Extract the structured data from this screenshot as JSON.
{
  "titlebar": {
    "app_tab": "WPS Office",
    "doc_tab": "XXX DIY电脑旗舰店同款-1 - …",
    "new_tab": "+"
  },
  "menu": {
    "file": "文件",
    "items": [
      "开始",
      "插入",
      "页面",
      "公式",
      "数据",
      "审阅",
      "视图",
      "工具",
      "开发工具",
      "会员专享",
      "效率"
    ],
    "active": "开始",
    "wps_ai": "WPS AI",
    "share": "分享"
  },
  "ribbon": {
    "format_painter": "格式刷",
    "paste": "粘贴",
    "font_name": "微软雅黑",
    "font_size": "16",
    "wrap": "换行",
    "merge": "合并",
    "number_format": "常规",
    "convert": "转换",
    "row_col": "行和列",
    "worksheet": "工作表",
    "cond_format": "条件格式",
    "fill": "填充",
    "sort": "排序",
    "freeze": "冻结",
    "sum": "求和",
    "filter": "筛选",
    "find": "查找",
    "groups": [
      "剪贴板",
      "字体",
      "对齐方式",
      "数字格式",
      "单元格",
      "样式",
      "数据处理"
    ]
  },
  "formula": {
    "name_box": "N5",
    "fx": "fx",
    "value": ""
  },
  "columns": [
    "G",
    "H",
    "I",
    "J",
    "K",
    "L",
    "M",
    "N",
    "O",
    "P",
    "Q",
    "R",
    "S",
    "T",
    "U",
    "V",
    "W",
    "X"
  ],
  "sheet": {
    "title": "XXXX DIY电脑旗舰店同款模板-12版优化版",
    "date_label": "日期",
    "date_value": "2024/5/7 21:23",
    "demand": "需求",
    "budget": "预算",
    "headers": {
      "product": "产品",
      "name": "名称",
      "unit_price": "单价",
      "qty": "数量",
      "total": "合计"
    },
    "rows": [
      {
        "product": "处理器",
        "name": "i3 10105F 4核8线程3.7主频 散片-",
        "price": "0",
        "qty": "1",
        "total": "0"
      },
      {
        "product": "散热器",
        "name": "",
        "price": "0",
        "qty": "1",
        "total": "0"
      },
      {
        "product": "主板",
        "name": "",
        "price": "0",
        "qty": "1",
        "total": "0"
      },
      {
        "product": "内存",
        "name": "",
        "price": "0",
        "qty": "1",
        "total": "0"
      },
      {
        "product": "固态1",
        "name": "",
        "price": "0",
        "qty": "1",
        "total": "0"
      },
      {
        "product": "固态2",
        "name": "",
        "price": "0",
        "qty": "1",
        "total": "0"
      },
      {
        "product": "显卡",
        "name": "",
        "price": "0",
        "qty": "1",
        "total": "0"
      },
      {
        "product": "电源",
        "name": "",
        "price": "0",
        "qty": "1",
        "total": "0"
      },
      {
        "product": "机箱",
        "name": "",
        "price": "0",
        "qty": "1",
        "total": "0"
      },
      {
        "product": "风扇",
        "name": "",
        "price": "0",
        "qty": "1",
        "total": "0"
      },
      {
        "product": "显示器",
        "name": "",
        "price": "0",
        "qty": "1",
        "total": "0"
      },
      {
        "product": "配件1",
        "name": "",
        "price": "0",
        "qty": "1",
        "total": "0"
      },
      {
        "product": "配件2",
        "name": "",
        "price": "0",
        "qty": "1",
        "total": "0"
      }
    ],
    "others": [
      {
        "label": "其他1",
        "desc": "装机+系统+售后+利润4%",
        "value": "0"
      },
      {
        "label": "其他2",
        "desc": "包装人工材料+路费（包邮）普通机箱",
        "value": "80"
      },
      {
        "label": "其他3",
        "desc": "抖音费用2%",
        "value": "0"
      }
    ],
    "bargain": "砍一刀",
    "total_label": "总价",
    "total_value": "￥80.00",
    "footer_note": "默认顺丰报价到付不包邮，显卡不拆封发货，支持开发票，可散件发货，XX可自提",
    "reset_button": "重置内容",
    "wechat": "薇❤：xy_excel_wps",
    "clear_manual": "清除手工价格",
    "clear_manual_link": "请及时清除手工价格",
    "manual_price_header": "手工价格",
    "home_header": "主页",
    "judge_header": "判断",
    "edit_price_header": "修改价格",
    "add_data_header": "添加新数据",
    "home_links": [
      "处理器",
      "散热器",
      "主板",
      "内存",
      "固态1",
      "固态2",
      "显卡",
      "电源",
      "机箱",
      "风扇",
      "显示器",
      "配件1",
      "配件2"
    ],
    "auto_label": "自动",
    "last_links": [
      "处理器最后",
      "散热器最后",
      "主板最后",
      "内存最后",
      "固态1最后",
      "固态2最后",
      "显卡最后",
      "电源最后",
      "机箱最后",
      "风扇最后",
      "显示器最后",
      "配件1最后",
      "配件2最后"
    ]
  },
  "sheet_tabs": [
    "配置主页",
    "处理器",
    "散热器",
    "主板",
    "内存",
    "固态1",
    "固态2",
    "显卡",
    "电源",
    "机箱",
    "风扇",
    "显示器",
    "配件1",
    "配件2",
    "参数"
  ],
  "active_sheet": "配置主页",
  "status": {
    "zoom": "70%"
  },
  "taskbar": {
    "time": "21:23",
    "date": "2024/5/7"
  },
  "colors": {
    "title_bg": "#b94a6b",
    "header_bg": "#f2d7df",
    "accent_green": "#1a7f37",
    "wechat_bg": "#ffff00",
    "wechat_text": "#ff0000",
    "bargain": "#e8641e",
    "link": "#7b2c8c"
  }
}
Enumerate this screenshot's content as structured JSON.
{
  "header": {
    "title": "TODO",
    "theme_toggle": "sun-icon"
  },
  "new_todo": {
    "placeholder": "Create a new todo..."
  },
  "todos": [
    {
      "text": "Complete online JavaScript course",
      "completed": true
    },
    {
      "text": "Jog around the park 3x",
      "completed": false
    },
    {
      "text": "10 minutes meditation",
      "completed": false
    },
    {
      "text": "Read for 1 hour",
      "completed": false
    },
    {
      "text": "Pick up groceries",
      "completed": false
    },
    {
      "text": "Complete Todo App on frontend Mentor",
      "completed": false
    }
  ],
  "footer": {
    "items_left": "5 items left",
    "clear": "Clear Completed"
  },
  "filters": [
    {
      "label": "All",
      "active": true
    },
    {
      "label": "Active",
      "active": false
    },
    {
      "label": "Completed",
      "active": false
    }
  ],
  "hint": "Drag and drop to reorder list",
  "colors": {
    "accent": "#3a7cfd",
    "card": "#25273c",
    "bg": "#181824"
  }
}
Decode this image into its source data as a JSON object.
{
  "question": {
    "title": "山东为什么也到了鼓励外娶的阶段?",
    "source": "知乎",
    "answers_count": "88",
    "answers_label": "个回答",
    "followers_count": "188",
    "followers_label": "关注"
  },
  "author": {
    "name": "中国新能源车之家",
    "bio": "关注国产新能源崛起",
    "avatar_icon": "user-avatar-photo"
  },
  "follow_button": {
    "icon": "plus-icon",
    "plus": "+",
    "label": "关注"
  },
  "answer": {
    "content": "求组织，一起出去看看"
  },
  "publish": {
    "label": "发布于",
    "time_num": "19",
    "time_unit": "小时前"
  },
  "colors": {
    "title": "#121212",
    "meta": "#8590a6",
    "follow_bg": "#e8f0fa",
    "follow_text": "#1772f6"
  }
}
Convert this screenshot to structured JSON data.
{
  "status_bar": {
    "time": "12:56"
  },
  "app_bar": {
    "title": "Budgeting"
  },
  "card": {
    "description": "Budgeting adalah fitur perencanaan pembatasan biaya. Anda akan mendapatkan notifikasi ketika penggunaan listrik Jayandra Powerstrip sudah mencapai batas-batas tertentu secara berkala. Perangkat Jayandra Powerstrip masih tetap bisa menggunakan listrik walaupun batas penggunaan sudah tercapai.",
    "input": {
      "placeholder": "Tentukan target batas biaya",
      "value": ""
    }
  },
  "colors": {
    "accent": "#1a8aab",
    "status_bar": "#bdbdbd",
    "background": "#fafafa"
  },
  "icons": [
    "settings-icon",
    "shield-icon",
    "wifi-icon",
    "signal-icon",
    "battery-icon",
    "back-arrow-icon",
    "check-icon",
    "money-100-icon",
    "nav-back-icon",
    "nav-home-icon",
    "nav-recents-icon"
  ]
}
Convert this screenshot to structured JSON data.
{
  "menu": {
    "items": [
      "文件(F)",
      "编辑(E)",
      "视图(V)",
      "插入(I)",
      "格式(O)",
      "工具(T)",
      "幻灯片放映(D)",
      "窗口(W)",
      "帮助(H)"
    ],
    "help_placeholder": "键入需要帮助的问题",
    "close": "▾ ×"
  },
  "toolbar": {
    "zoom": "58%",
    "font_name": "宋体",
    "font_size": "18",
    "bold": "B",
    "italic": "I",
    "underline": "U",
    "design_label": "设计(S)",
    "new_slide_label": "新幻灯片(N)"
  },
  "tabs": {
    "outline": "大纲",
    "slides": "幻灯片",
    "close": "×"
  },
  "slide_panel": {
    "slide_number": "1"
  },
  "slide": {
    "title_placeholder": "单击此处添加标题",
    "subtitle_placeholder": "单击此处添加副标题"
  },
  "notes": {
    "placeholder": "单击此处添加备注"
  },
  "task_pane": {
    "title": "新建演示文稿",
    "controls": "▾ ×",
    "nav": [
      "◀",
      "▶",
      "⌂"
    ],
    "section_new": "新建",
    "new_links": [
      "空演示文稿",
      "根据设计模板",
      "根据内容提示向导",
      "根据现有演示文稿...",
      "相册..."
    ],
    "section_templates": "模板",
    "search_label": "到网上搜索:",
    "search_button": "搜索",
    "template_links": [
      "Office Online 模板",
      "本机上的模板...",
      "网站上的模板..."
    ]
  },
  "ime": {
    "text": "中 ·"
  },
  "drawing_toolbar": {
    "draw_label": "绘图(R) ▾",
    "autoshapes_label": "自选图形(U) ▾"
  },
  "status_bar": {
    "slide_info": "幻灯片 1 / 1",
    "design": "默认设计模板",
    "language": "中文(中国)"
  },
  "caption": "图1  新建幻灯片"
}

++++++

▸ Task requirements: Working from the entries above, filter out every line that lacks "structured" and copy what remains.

▸ Response box:
Extract the structured data from this screenshot as JSON.
Enumerate this screenshot's content as structured JSON.
Convert this screenshot to structured JSON data.
Convert this screenshot to structured JSON data.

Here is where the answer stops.